James DiMaggio killed, Hannah Anderson found safe (CBS News)
A San Diego father and the daughter whose disappearance set off a tense, weeklong manhunt were expected to be reunited Sunday, a day after after she was rescued and her accused kidnapper was fatally shot in rural Idaho.
Authorities on Sunday continued to swarm the backwoods wilderness area where James DiMaggio, 40, was killed by an FBI agent late Saturday after law enforcement officials spotted DiMaggio's isolated campsite 70 miles from Boise.
San Diego Sheriff Bill Gore said Hannah Anderson, 16, was "successfully rescued and appears to be in good shape."
The tragic saga, which kicked off Amber Alerts at least four states, began Aug. 4 when the San Diego Sheriff's Department says it appears that DiMaggio kidnapped Hannah after killing her mother, Christina Anderson, and her younger brother, Ethan.
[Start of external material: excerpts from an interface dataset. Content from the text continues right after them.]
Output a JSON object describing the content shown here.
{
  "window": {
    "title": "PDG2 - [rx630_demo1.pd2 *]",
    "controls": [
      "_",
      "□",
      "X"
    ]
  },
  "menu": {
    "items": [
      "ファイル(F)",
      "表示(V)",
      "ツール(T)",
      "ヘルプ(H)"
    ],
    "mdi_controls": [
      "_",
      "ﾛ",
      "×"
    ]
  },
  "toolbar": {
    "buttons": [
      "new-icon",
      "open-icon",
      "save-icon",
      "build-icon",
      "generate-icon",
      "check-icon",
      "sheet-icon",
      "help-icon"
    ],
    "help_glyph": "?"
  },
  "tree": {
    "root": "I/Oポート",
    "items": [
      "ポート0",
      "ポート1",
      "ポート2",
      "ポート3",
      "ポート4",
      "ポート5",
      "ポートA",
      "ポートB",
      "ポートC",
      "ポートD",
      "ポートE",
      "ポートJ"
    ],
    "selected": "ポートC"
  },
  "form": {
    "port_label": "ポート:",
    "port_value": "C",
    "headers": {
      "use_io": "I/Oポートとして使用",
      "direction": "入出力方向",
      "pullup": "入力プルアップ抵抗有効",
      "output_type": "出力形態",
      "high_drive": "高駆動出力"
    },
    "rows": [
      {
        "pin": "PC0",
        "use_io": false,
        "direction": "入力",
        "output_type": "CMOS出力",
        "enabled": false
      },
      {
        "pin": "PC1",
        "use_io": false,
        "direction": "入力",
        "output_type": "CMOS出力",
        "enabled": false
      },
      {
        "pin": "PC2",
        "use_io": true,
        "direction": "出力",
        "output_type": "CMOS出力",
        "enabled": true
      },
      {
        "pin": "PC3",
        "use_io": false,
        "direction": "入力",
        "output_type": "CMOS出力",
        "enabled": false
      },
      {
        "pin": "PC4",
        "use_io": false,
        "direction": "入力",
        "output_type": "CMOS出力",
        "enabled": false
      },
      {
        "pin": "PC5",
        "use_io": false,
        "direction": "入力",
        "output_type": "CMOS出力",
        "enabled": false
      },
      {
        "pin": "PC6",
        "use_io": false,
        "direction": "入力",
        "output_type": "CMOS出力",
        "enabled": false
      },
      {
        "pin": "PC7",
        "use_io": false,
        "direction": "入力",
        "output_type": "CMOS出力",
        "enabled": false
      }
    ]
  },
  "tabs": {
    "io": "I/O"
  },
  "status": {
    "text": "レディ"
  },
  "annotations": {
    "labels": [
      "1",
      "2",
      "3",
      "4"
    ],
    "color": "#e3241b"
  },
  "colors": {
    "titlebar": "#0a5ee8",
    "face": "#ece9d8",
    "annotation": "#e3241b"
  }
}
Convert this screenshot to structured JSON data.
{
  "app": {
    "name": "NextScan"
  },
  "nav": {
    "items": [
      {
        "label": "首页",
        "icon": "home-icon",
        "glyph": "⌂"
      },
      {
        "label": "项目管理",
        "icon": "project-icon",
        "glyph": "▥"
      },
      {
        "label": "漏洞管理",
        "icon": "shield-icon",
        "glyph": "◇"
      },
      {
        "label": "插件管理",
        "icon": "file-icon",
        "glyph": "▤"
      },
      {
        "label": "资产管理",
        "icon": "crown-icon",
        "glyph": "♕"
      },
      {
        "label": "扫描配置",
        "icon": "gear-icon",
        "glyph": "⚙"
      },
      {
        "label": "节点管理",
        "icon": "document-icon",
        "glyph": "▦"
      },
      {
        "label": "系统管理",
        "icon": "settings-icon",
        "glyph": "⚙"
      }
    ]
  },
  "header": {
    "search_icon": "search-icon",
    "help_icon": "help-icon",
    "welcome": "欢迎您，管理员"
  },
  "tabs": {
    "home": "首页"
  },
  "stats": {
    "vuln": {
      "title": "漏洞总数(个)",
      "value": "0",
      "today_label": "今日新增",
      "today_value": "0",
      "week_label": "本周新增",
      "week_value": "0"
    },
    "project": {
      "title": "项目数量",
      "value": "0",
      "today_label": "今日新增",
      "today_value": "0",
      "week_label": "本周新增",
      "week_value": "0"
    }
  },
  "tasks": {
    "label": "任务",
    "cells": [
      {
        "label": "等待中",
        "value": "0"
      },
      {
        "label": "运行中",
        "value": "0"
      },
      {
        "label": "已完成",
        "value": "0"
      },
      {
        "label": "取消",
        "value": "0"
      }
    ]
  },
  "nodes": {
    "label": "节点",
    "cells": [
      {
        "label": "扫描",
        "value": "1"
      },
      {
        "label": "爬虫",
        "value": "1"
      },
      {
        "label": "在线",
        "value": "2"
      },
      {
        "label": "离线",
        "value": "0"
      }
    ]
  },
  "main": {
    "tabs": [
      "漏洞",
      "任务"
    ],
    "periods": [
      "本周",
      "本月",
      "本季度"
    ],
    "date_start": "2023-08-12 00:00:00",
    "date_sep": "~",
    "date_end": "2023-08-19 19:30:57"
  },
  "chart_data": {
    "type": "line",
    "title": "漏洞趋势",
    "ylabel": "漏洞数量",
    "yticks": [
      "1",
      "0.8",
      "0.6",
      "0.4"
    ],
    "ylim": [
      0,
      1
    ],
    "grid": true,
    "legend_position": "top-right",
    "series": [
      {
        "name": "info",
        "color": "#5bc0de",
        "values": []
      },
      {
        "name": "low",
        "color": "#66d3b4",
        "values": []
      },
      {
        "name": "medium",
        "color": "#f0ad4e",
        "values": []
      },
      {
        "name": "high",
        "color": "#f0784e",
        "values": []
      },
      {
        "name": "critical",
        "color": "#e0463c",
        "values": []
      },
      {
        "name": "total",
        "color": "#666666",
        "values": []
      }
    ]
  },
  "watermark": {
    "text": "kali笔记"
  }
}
Their bodies were found in DiMaggio's burning California home near the Mexican border.
After her rescue, Hannah was taken to a hospital for evaluation. Her father, Brett Anderson, described a range of emotion in a text message to CNN, AP reported early Sunday.
"I am nervous excited saddened 4 my wife and son and worried what my daughter has been through," he wrote to the network. "It's now healing time. Keep us in your prayers."
Authorities said DiMaggio was "infatuated" with Hannah. Her father said his kids had referred to DiMaggio as "Uncle Jim" and that he promised to watch over his family.
FBI victim specialists will work with Hannah and her family to get them the resources they need as they come to terms with the tragedy, FBI Special Agent Mary Rook said. "As grateful as we are that she is recovered safely, we also remember the victims who lost their lives."
An Amber Alert had been issued for both children, but Friday night authorities confirmed that the remains found in DiMaggio's home matched the DNA of Ethan, 8.
On Wednesday, a man on horseback in Idaho's Frank Church-River of No Return Wilderness Area reported seeing DiMaggio and Hannah in hiking gear and backpacks. Idaho authorities said the rider didn't realize the pair were being sought until he got home and recognized them on news reports.
DiMaggio's Nissan Versa, covered with brush and missing its California license plates, was found Friday morning near a trailhead in the wilderness area. Authorities had suspected the car may have been booby-trapped, but no explosives were found in or around the vehicle. DiMaggio had been considered armed and dangerous, authorities said.
About 200 law enforcement officials - mostly FBI agents - descended on a 320-square-mile section of the wilderness area, a mostly roadless, rugged, heavily wooded forest in central Idaho about 70 miles northeast of Boise.
A helicopter search team spotted DiMaggio's campsite, and a ground team was sent in. DiMaggio was shot and killed by an FBI tactical agent at the north end of idaho's Morehead Lake at around 5:20 p.m. local time, 7:20 p.m. ET, Saturday, Gore said.
"Obviously we would've liked Mr. DiMaggio to surrender and face justice in the court of law but that's not going to be the case," Gore said.
Teams from the Valley County and Ada County Sheriff's departments, U.S Marshals Service, Homeland Security, Border Patrol, Idaho Army National Guard and Idaho State Police were part of the search-and-rescue operations, according to Andrea Dearden, an Ada County Sheriff's Department spokeswoman.
The rescue was "truly was a joint effort," he said, adding that Hannah's father was immediately notified of his daughter's rescue. "Obviously he's elated that we found his daughter is alive and plans are being made now to reunite him with his daughter."